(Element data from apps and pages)
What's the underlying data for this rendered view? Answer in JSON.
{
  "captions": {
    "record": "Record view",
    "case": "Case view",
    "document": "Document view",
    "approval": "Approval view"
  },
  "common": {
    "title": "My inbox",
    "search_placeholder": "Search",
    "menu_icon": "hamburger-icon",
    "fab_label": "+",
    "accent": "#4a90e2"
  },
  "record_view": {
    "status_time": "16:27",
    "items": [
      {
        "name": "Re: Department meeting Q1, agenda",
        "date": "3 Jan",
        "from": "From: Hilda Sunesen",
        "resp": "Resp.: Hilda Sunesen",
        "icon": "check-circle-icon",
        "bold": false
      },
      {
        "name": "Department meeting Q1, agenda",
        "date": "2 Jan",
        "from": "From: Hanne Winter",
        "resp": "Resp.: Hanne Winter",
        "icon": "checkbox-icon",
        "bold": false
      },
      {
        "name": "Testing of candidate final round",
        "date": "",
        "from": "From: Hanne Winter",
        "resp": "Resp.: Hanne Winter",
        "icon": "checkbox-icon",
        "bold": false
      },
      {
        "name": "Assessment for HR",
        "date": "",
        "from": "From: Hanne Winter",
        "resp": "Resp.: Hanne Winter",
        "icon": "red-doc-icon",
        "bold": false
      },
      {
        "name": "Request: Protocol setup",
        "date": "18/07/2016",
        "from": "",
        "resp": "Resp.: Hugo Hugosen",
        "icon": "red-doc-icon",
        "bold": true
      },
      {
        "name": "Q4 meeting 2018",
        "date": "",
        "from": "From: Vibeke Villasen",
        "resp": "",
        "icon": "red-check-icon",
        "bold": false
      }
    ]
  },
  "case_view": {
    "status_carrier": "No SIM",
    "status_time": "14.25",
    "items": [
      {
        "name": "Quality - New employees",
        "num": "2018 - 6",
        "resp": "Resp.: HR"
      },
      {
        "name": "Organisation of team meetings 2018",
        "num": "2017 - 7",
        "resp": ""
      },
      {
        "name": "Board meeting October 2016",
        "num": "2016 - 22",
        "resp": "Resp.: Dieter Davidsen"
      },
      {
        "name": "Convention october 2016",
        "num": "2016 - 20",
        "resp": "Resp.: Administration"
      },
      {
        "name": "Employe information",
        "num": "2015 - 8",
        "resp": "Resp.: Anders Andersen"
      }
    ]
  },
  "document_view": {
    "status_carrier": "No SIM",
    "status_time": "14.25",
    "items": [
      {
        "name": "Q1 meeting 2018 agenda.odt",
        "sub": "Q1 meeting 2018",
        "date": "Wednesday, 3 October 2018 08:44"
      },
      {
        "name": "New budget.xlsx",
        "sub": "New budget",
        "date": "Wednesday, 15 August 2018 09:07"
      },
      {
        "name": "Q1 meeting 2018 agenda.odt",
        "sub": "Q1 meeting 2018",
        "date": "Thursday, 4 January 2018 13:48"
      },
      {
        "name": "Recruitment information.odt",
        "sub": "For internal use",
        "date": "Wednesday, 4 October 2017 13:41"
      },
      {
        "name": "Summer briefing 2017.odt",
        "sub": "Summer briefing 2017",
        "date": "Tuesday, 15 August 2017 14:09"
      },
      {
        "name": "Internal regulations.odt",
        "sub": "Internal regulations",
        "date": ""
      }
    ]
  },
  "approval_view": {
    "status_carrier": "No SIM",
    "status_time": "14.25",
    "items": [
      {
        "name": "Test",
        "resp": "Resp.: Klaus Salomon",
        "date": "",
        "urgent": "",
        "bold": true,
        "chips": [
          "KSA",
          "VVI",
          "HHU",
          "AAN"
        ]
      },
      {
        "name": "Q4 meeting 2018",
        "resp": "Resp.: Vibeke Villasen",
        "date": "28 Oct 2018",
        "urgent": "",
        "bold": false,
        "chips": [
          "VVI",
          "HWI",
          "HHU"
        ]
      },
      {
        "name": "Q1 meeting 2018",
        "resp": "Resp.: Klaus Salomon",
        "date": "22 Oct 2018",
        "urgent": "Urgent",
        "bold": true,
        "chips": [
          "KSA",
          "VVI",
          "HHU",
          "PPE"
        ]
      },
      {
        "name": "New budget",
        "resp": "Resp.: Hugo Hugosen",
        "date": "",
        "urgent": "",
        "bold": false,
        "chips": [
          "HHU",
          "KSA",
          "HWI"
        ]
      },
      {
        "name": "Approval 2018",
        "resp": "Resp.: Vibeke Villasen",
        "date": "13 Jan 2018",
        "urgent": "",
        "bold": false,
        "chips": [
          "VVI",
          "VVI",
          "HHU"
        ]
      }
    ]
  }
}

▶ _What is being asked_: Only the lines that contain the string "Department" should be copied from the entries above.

▶ _Output of the task_:
        "name": "Re: Department meeting Q1, agenda",
        "name": "Department meeting Q1, agenda",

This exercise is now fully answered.